## PROBLEM DETAILS
Go through the entries below and tally the lines containing the string "JSON"; report only the tally.

Dataset rows for apps and sites:
☆ ☆ ☆ ☆

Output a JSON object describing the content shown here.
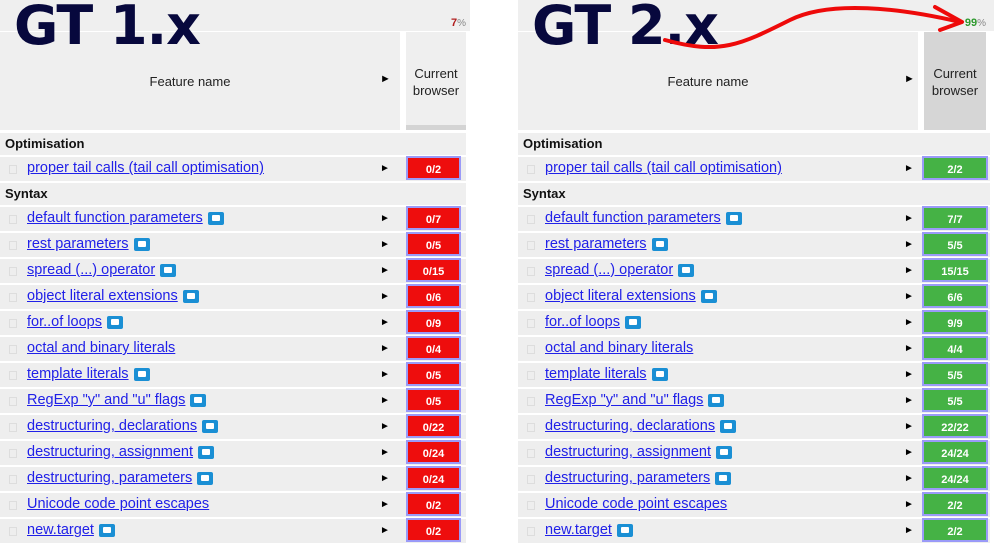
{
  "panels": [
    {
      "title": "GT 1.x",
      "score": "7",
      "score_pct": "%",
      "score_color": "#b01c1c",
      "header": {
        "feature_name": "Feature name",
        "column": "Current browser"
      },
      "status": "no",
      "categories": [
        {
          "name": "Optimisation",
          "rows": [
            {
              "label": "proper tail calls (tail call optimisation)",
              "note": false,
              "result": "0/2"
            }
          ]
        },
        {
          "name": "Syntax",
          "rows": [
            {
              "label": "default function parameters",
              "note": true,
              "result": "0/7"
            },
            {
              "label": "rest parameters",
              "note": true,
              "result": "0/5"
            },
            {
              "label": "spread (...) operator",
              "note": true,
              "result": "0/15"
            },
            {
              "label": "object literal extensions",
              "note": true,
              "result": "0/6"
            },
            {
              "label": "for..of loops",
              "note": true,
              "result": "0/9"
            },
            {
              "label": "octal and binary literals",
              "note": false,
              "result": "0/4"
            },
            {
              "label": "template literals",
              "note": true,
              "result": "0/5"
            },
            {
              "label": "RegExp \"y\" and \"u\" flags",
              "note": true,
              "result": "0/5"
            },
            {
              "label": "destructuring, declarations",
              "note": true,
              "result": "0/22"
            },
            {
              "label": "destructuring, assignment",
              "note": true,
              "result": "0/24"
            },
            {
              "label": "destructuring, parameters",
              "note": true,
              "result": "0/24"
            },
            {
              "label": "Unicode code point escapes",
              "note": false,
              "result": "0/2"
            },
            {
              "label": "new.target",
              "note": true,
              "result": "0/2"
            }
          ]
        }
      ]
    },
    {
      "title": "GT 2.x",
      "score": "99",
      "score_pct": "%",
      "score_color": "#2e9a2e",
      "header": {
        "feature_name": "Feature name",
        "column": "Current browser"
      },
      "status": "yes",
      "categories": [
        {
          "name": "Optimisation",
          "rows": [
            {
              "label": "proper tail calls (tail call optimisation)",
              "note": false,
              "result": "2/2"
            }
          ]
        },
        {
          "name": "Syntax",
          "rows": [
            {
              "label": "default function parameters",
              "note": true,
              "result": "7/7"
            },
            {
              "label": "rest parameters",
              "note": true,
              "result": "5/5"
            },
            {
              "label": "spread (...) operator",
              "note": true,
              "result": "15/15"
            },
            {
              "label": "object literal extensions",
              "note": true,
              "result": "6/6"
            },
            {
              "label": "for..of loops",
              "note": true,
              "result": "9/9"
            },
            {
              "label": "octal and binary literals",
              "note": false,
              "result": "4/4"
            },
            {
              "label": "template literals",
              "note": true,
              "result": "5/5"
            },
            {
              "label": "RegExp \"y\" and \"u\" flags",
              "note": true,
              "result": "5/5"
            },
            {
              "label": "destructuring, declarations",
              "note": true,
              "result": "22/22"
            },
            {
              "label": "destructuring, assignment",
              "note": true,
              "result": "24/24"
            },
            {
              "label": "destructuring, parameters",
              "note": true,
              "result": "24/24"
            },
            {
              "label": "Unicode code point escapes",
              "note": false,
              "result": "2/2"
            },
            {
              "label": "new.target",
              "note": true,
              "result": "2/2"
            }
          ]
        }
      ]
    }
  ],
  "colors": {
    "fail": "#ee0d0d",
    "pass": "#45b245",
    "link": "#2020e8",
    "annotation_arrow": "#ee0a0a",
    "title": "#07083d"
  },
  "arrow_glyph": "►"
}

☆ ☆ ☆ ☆

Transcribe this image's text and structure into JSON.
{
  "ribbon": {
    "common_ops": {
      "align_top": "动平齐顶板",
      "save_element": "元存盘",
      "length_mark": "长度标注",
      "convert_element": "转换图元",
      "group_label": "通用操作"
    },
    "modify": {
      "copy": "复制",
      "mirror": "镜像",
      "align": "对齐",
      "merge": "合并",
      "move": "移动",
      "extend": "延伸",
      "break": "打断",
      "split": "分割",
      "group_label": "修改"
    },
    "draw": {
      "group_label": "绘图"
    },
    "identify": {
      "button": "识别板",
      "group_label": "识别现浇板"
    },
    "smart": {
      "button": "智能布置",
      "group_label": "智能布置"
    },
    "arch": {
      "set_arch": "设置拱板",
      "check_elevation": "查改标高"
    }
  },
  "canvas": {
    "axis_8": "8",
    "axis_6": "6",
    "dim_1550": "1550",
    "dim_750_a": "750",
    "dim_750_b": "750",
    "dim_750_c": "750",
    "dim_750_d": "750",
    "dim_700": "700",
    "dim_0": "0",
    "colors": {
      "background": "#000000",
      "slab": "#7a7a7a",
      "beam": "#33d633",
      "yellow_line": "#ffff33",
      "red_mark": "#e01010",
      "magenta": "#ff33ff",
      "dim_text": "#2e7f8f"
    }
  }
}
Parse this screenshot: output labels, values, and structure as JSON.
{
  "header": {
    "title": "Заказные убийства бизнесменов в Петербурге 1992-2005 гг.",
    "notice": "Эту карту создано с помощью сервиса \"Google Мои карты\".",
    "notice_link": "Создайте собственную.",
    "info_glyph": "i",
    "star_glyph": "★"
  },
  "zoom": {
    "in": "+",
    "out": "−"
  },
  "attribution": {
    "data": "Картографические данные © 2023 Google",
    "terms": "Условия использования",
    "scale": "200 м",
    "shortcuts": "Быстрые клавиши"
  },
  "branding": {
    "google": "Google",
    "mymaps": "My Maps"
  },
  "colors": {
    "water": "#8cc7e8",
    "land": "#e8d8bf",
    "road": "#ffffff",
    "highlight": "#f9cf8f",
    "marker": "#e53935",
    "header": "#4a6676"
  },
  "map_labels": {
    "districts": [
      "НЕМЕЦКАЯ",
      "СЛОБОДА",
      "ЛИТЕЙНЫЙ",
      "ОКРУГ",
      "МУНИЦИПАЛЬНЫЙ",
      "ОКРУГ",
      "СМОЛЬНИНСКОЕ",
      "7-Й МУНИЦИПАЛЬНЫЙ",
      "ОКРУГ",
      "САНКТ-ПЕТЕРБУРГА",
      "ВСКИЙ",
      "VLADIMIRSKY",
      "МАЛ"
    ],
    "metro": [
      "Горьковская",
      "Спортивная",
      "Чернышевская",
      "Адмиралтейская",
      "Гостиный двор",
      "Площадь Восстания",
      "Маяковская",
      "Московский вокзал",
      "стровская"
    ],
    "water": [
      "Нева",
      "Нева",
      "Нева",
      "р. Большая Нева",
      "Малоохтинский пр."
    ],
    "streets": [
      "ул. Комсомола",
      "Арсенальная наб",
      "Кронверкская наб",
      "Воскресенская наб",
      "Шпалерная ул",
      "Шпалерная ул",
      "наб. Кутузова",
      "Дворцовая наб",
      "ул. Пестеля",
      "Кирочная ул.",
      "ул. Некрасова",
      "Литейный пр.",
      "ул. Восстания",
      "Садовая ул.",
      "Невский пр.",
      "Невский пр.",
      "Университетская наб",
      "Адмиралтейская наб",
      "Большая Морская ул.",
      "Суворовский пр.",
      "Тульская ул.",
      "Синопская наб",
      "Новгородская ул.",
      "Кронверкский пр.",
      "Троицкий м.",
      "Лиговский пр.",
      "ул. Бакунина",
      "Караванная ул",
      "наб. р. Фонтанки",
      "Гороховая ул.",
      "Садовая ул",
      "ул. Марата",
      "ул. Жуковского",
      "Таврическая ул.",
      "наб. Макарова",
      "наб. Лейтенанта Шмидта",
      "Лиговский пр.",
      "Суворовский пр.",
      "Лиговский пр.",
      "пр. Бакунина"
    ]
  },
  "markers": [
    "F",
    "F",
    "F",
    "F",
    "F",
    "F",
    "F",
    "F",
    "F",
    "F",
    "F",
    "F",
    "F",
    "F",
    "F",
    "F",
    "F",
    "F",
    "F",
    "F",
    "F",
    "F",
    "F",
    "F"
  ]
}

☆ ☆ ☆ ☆

## TASK ANSWER
3